Ratatouille et Rosé
I’ve mentioned my love for everything French before. I may be Norwegian by birth, but somewhere in my long line of Viking ancestors (son 2 is immensely proud of that fact) there must have been a Mediterranean. When I’m lucky enough to spend some time in France, I feel at home. But since that rarely happens, I must resort to other means and cooking and eating French food is thus the next best thing. French wine works too!
When our Wineclub decided on exploring rosé wines I knew exactly what to bring — and what to pair it with. A Provence rosé and ratatouille. Best friends. Match made in heaven.
Here’s my version of ratatouille, based on various recipes I’ve tried over the years. This is the kind of dish that changes slightly every time you make it. A dash of more herbs here, an extra zucchini there.
Luckily herbs grow without too much care, thyme seems to be able to withstand a lot and we’re grateful for that, as it also goes with so many dishes (even dessert).
Eggplants are full of moisture, so salting and letting them sweat a bit makes for a more concentrated flavour.
Takes a few pots and pans, but the result is worth it.
My work is done, now it’s up to time.
A selection of French rosé wine. All delicious, yet different.
- 2 large eggplants, sliced
- olive oil
- lemon thyme
- 2 onions, halved, sliced
- 4 garlic cloves, chopped
- 3 bell peppers, cored, halved, sliced
- 4 large heirloom tomatoes, quartered, sliced
- 4 medium zucchini, sliced
- Kosher salt and freshly ground pepper
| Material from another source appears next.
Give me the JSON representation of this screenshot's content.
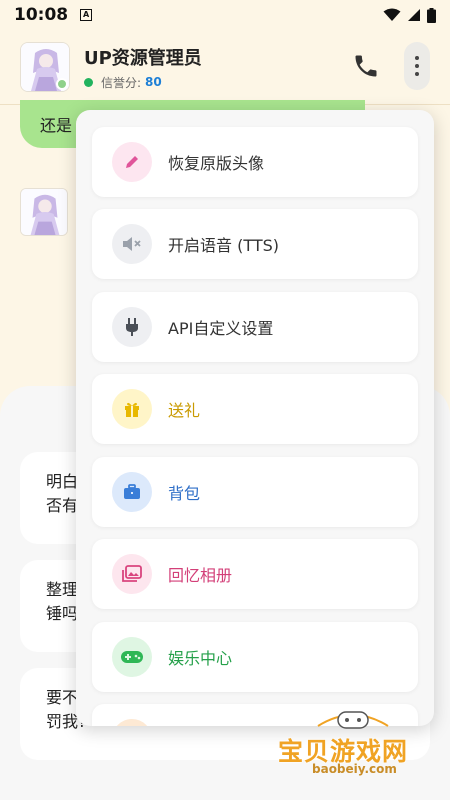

Layer the eggplant slices with salt in a colander, cover with something heavy and let drain.
Heat the oven to 450F.
Heat the olive oil in a large casserole over medium heat, sprinkle in the chopped thyme. Sauté onions and garlic for about 5 minutes, then add the bell peppers.
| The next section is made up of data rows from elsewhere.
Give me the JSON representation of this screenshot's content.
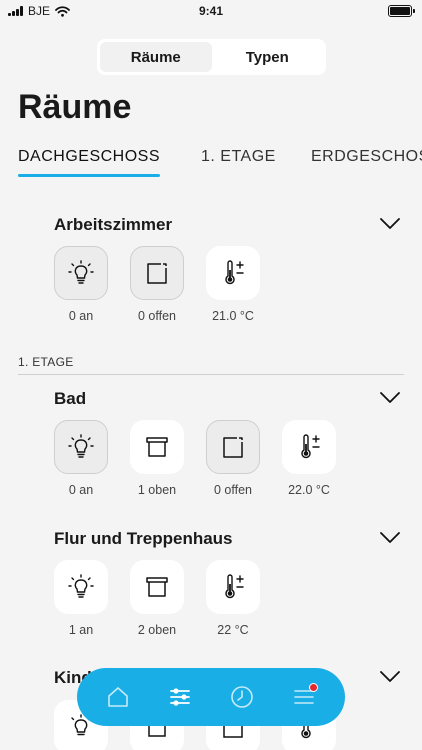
{
  "status": {
    "carrier": "BJE",
    "time": "9:41"
  },
  "segments": [
    "Räume",
    "Typen"
  ],
  "title": "Räume",
  "floor_tabs": [
    "DACHGESCHOSS",
    "1. ETAGE",
    "ERDGESCHOSS"
  ],
  "groups": [
    {
      "label": "",
      "rooms": [
        {
          "name": "Arbeitszimmer",
          "tiles": [
            {
              "icon": "light-bulb-icon",
              "label": "0 an"
            },
            {
              "icon": "window-icon",
              "label": "0 offen"
            },
            {
              "icon": "thermometer-icon",
              "label": "21.0 °C"
            }
          ]
        }
      ]
    },
    {
      "label": "1. ETAGE",
      "rooms": [
        {
          "name": "Bad",
          "tiles": [
            {
              "icon": "light-bulb-icon",
              "label": "0 an"
            },
            {
              "icon": "blind-icon",
              "label": "1 oben"
            },
            {
              "icon": "window-icon",
              "label": "0 offen"
            },
            {
              "icon": "thermometer-icon",
              "label": "22.0 °C"
            }
          ]
        },
        {
          "name": "Flur und Treppenhaus",
          "tiles": [
            {
              "icon": "light-bulb-icon",
              "label": "1 an"
            },
            {
              "icon": "blind-icon",
              "label": "2 oben"
            },
            {
              "icon": "thermometer-icon",
              "label": "22 °C"
            }
          ]
        },
        {
          "name": "Kinderzimmer",
          "tiles": []
        }
      ]
    }
  ],
  "nav": [
    "home-icon",
    "controls-icon",
    "clock-icon",
    "menu-icon"
  ],
  "colors": {
    "accent": "#1aaee6",
    "notification": "#e8262c"
  }
}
Meanwhile, pat the eggplant slices dry with a paper towel and spread out on a baking sheet covered in parchment and drizzled with olive oil. Add some olive oil on top as well as salt and pepper, roast in oven until golden, turning a few times.
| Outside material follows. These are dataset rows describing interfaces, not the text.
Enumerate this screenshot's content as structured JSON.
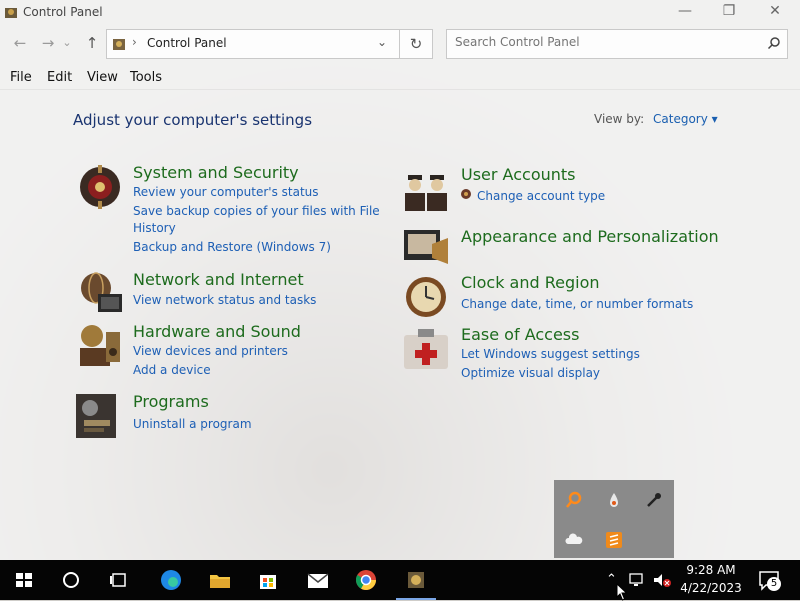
{
  "window": {
    "title": "Control Panel",
    "minimize": "—",
    "maximize": "❐",
    "close": "✕"
  },
  "nav": {
    "back": "←",
    "forward": "→",
    "recent": "⌄",
    "up": "↑"
  },
  "address": {
    "separator": "›",
    "path": "Control Panel",
    "dropdown": "⌄",
    "refresh": "↻"
  },
  "search": {
    "placeholder": "Search Control Panel"
  },
  "menu": {
    "file": "File",
    "edit": "Edit",
    "view": "View",
    "tools": "Tools"
  },
  "content": {
    "heading": "Adjust your computer's settings",
    "view_by_label": "View by:",
    "view_by_value": "Category ▾"
  },
  "categories": {
    "system": {
      "title": "System and Security",
      "links": [
        "Review your computer's status",
        "Save backup copies of your files with File",
        "History",
        "Backup and Restore (Windows 7)"
      ]
    },
    "network": {
      "title": "Network and Internet",
      "links": [
        "View network status and tasks"
      ]
    },
    "hardware": {
      "title": "Hardware and Sound",
      "links": [
        "View devices and printers",
        "Add a device"
      ]
    },
    "programs": {
      "title": "Programs",
      "links": [
        "Uninstall a program"
      ]
    },
    "users": {
      "title": "User Accounts",
      "links": [
        "Change account type"
      ]
    },
    "appearance": {
      "title": "Appearance and Personalization",
      "links": []
    },
    "clock": {
      "title": "Clock and Region",
      "links": [
        "Change date, time, or number formats"
      ]
    },
    "ease": {
      "title": "Ease of Access",
      "links": [
        "Let Windows suggest settings",
        "Optimize visual display"
      ]
    }
  },
  "taskbar": {
    "time": "9:28 AM",
    "date": "4/22/2023",
    "notification_count": "5"
  },
  "colors": {
    "title_green": "#1d6b1d",
    "link_blue": "#1d5fb5",
    "heading_navy": "#1a3470",
    "taskbar": "#050505"
  }
}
Add the tomatoes and bay leaf to the onions and peppers, season with salt, and let simmer.
In a separate pan, heat olive oil and savory, add the sliced zucchini, salt and pepper, and sauté over medium-high heat.
Add the roasted eggplant and the golden zucchini to the casserole, stir and season to taste, then let simmer for about half an hour.
You can serve this as is, piping hot, lukewarm, and even cold. The flavours do develop with time, so if you can wait a day, even better.
So pour yourself a nice glass of chilled rosé and go to France in a meal!